20 August 2019
We all know the basics of keeping passwords safe, right? Long passwords with both upper and lower cases, numbers and symbols. Never giving your password to someone else, etc etc etc. I am sure you’re probably sick of hearing these tips and hints!
However, did you know that criminals could now work out your passwords by listening to you type? It’s James Bond style cunning come to life! A report by Southern Methodist University in Texas found that smartphones can listen in to the soundwaves we produce when typing on a computer keyboard. Then using certain tools, these sounds can be translated into which keys were pressed, in which order with 41% accuracy rate! When commonly used words are used, the accuracy increases.

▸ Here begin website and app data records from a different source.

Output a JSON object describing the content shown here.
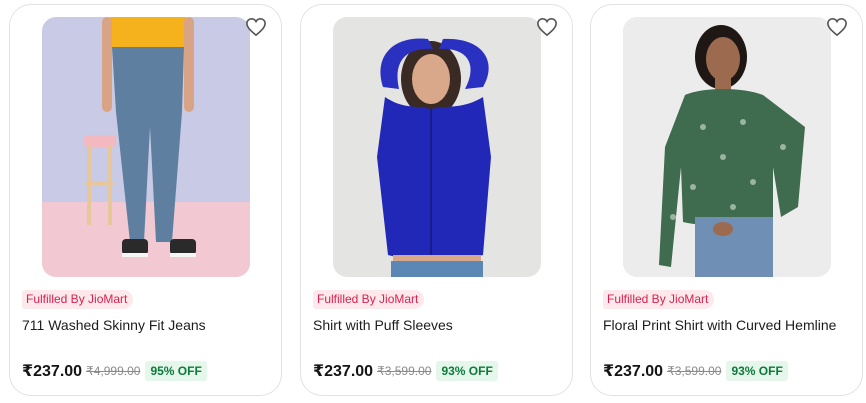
{
  "products": [
    {
      "image": "woman-in-skinny-jeans-photo",
      "fulfilled_label": "Fulfilled By JioMart",
      "title": "711 Washed Skinny Fit Jeans",
      "price": "₹237.00",
      "mrp": "₹4,999.00",
      "discount": "95% OFF"
    },
    {
      "image": "woman-in-blue-satin-shirt-photo",
      "fulfilled_label": "Fulfilled By JioMart",
      "title": "Shirt with Puff Sleeves",
      "price": "₹237.00",
      "mrp": "₹3,599.00",
      "discount": "93% OFF"
    },
    {
      "image": "woman-in-green-floral-shirt-photo",
      "fulfilled_label": "Fulfilled By JioMart",
      "title": "Floral Print Shirt with Curved Hemline",
      "price": "₹237.00",
      "mrp": "₹3,599.00",
      "discount": "93% OFF"
    }
  ],
  "colors": {
    "fulfilled_text": "#d9204f",
    "fulfilled_bg": "#fde8ec",
    "discount_text": "#0c7a3b",
    "discount_bg": "#e5f6ea"
  },
  "icons": {
    "wishlist": "heart-outline-icon"
  }
}
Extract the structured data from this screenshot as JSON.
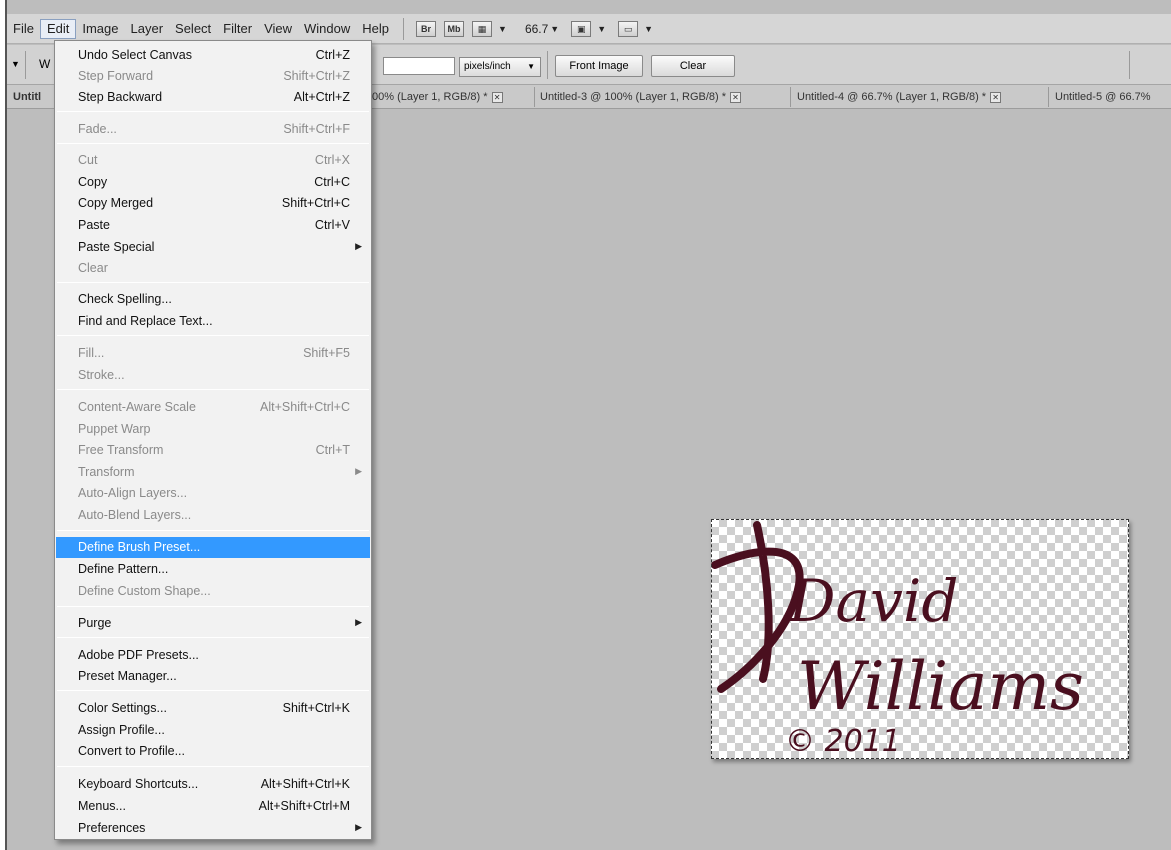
{
  "menubar": {
    "items": [
      "File",
      "Edit",
      "Image",
      "Layer",
      "Select",
      "Filter",
      "View",
      "Window",
      "Help"
    ],
    "bridge_label": "Br",
    "minibridge_label": "Mb",
    "zoom": "66.7"
  },
  "options": {
    "w_label": "W",
    "resolution_unit": "pixels/inch",
    "front_image_label": "Front Image",
    "clear_label": "Clear"
  },
  "tabs": [
    {
      "label": "Untitl"
    },
    {
      "label": "00% (Layer 1, RGB/8) *"
    },
    {
      "label": "Untitled-3 @ 100% (Layer 1, RGB/8) *"
    },
    {
      "label": "Untitled-4 @ 66.7% (Layer 1, RGB/8) *"
    },
    {
      "label": "Untitled-5 @ 66.7%"
    }
  ],
  "edit_menu": {
    "items": [
      {
        "label": "Undo Select Canvas",
        "shortcut": "Ctrl+Z"
      },
      {
        "label": "Step Forward",
        "shortcut": "Shift+Ctrl+Z"
      },
      {
        "label": "Step Backward",
        "shortcut": "Alt+Ctrl+Z"
      },
      {
        "label": "Fade...",
        "shortcut": "Shift+Ctrl+F"
      },
      {
        "label": "Cut",
        "shortcut": "Ctrl+X"
      },
      {
        "label": "Copy",
        "shortcut": "Ctrl+C"
      },
      {
        "label": "Copy Merged",
        "shortcut": "Shift+Ctrl+C"
      },
      {
        "label": "Paste",
        "shortcut": "Ctrl+V"
      },
      {
        "label": "Paste Special",
        "shortcut": ""
      },
      {
        "label": "Clear",
        "shortcut": ""
      },
      {
        "label": "Check Spelling...",
        "shortcut": ""
      },
      {
        "label": "Find and Replace Text...",
        "shortcut": ""
      },
      {
        "label": "Fill...",
        "shortcut": "Shift+F5"
      },
      {
        "label": "Stroke...",
        "shortcut": ""
      },
      {
        "label": "Content-Aware Scale",
        "shortcut": "Alt+Shift+Ctrl+C"
      },
      {
        "label": "Puppet Warp",
        "shortcut": ""
      },
      {
        "label": "Free Transform",
        "shortcut": "Ctrl+T"
      },
      {
        "label": "Transform",
        "shortcut": ""
      },
      {
        "label": "Auto-Align Layers...",
        "shortcut": ""
      },
      {
        "label": "Auto-Blend Layers...",
        "shortcut": ""
      },
      {
        "label": "Define Brush Preset...",
        "shortcut": ""
      },
      {
        "label": "Define Pattern...",
        "shortcut": ""
      },
      {
        "label": "Define Custom Shape...",
        "shortcut": ""
      },
      {
        "label": "Purge",
        "shortcut": ""
      },
      {
        "label": "Adobe PDF Presets...",
        "shortcut": ""
      },
      {
        "label": "Preset Manager...",
        "shortcut": ""
      },
      {
        "label": "Color Settings...",
        "shortcut": "Shift+Ctrl+K"
      },
      {
        "label": "Assign Profile...",
        "shortcut": ""
      },
      {
        "label": "Convert to Profile...",
        "shortcut": ""
      },
      {
        "label": "Keyboard Shortcuts...",
        "shortcut": "Alt+Shift+Ctrl+K"
      },
      {
        "label": "Menus...",
        "shortcut": "Alt+Shift+Ctrl+M"
      },
      {
        "label": "Preferences",
        "shortcut": ""
      }
    ]
  },
  "document": {
    "line1": "David",
    "line2": "Williams",
    "copyright": "© 2011",
    "ink_color": "#4a0f1f"
  }
}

The research argues that if you couldn’t install keylogger software onto a PC (to track when keyboard buttons are pressed), you could instead install listening software on the smartphone – which more often than not sits on the desk alongside the keyboard. This gives you the same opportunities to pinch key passwords and gain access to accounts.
Whilst this practice may be more concept that mainstream at the moment, it highlights how creative hackers are getting to gain access to our data online. The personal information that we input, our communications and everyday online lives are hugely valuable. Often, I think many of us are guilty of forgetting that fact, and taking security for granted.
I have heard about people having post-it notes with passwords scrawled on them, stuck to monitors! Or even password books!
Security is more than a password
In this day and age, we absolutely need to be smarter with our passwords and look at the plethora of options for two-factor authentication. This brings a secondary element to the login –a code sent to your phone once you’ve put the password in for example.
We also need to set ourselves up to be safer with our smartphones. Over the past few decades, we’ve seen smartphones increase in capability, power and functionality. However, whilst we’ve been waiting for the latest innovations, I wonder if many of us have overlooked the potential consequences of having this technology beside you 24/7/365.
I suspect that if you were asked to keep a microphone on you at all times you might protest. Equally, a camera that can record video as well as stills, and has facial recognition functionality. There’s also a fingerprint reader there too. Oh, and there’s access to your banking, travel, health, shopping and work information.
Imagine all of this getting into the wrong hands! Yet, how often do you press ‘remind me later’ when a software update or patch pops up? This update is the very basis of securing your phone and should be a priority.
So, whilst password-snooping phones may very much be in their infancy, they bring a stark reminder for all of us. Be password smart, and be smartphone smart.